Namaste' readers! I am most happy to be here, sharing my experience and words with you all.
I wanted to begin by giving a description of what the word meditation means to me. That way we won't have to debate over this definition and we all will know I am writing from a space that is personal.
I was asked the other day to do just that; define what meditation meant to me. As I prepared to launch into a lengthy word play, the questioner saw by the shape of my mouth and my deep intake of breath that he was in for more than he asked for. Before one syllable came out of my mouth he tacked on, “in one sentence.”
Oof. So, this is what I said, “It is a way to tune out the external so that I can tune into the internal, and all that entails.”
All that entails is where I SO could have gotten wordy! However, I did not. I choose to save the wordy for here.
I will use a quote from Shambhavananda ((Spontaneous Recognition, Swami Shambhavananda) to establish a ground definition: “Meditation is a conscious process. You are accessing a deeper level of consciousness, which is the source of your energy. The Inner Self isn't the property of any religion. No one owns it. Everyone calls it by a different name. The experience of the Inner Self is pure consciousness and is beyond religion. Try to have your own experience of it.”
To continue with that idea, meditation is not an exclusive practice and there are many different approaches to meditation. Whatever your approach to it is, the benefits are numerous. It can increase a sense of wellbeing, lower the heart rate, lower blood pressure, ease symptoms of stress and depression, increase feelings of compassion, increase harmony between the left and right hemispheres of the brain, and give you an awareness of your connectedness to the world around you.
You can practice meditation while mindfully walking along a path or in a labyrinth. There is tantric meditation where you look at an object, usually a mandala or image of a spiritual teacher. You can use a mala (108 beads) to count breath, mantra, or just keep you from sleep. On an interesting side note, Albert Einstein would sit in his chair with a golf ball in each hand when he was looking for an answer or an idea. As the gamma waves in the brain relax solutions are easier to find. He used the golf balls so that if his relaxed state led him towards sleep instead of inner awareness his fingers would relax, the golf ball would drop and wake him. You can use mantra (repetitive sound to protect the mind from wandering thoughts) incense, candles, even soft music. You can practice alone or with a friend or group. You can practice at any time of day. However you choose, it is important to create a space that is free of distraction, and to find a seat that encourages a long spine and relaxed muscles.

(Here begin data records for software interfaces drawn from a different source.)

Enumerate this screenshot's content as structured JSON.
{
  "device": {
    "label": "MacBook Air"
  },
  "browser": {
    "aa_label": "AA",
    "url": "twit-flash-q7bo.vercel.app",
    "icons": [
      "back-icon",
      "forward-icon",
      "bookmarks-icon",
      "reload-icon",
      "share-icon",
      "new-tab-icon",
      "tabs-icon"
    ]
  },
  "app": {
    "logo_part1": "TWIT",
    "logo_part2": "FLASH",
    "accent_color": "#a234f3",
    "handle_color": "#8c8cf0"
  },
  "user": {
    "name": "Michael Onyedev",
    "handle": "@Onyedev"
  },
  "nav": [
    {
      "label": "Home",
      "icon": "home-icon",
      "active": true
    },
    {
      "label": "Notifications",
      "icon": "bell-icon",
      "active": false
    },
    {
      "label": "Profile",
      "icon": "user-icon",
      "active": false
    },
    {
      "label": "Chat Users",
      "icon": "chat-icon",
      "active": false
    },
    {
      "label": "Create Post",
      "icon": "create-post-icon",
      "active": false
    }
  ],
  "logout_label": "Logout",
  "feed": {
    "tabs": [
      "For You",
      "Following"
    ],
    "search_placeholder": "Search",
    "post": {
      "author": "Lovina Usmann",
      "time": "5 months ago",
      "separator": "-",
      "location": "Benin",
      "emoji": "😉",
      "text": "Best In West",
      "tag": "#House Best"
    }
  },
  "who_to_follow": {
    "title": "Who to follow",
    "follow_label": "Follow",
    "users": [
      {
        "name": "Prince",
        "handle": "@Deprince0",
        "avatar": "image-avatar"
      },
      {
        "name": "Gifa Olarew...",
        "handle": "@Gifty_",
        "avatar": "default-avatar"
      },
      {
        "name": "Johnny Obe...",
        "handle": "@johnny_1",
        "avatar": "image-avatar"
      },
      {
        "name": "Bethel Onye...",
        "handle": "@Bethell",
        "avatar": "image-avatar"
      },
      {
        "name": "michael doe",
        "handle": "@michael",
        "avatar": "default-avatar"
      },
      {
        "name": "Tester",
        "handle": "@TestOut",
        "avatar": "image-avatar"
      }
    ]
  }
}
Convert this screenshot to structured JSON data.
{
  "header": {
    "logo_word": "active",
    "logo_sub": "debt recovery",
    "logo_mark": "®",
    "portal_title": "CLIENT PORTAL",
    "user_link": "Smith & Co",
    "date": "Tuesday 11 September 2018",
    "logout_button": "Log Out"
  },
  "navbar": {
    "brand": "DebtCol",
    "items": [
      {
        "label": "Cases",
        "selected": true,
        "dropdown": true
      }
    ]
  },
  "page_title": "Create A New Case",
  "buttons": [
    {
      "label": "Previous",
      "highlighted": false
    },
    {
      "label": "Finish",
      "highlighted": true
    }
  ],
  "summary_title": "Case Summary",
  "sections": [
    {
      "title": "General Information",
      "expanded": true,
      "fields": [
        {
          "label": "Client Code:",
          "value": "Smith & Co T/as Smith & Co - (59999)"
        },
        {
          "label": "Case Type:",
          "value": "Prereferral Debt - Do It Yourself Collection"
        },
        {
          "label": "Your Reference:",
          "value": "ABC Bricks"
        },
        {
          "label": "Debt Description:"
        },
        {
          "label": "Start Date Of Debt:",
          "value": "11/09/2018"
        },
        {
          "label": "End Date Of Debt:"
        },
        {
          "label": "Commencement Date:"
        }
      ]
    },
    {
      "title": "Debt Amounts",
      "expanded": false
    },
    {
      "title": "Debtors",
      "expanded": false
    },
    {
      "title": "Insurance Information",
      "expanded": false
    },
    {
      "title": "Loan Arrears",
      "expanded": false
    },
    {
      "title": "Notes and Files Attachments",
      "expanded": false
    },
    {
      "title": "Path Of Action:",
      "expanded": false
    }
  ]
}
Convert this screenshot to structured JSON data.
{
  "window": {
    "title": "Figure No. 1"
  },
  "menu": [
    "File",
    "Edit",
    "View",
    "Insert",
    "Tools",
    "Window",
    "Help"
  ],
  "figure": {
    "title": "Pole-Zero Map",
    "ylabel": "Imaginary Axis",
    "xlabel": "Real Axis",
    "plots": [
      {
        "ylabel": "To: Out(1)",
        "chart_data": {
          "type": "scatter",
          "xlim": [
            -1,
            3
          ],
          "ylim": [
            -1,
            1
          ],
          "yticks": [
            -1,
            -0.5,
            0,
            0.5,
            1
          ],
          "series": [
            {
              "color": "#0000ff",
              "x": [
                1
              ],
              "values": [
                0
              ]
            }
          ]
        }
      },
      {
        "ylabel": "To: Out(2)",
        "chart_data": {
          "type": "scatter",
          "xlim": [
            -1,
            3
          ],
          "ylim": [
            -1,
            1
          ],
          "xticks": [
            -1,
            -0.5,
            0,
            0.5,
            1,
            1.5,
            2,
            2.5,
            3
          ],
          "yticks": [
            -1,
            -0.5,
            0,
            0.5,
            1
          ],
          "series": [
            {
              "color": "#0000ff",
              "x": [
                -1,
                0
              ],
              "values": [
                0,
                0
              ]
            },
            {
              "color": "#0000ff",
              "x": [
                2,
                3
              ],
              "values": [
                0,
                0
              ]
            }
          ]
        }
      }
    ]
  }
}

My personal meditation practice starts with a physical yoga flow. Repetitive movement to loosen the body, preparing it to sit comfortably and begin the process of quieting the thoughts. Then I create my seat. I use a cushion or a blanket to elevate my hips slightly above my feet so I don't start meditating on the fact that my foot fell asleep! I light an incense and a candle then read a short passage from whatever spiritual reading has caught my eye. Then I breathe. And breathe. And breathe some more. With the inhale I encourage length, growth, space. The exhales are about surrender, letting go of tension. If my mind is still chattering away at this point I will then use a mantra and/or a mala. I soften my jaw, and with my eyes closed, gaze upward. I begin withdrawing my external senses to tune into my internal senses. It is not so much about not thinking as it is to not be distracted by your thoughts. Putting them behind you, making them unimportant background noise, not judging or condemning them, but not giving them priority either.
If I just made meditation sound easy, I apologize. Through this blog I hope to share some techniques, but also to make meditation real. It isn't easy. It is a discipline. It's a discipline that is worth all the struggle. To make time for you in your day, to make discovering yourself valid and important, to work at unveiling your beautiful radiant light creates a world that we are all happier to live in.
Tamara Millken began practicing yoga in 2003, and teaching in 2007. She trained and is 500 hour certified through the Shambhava School of Yoga. She currently teaches Yoga for Healing, Tibetan Heart Yoga, and meditation at the Mellow Monkey Yoga Studio and the Millwood Community Center.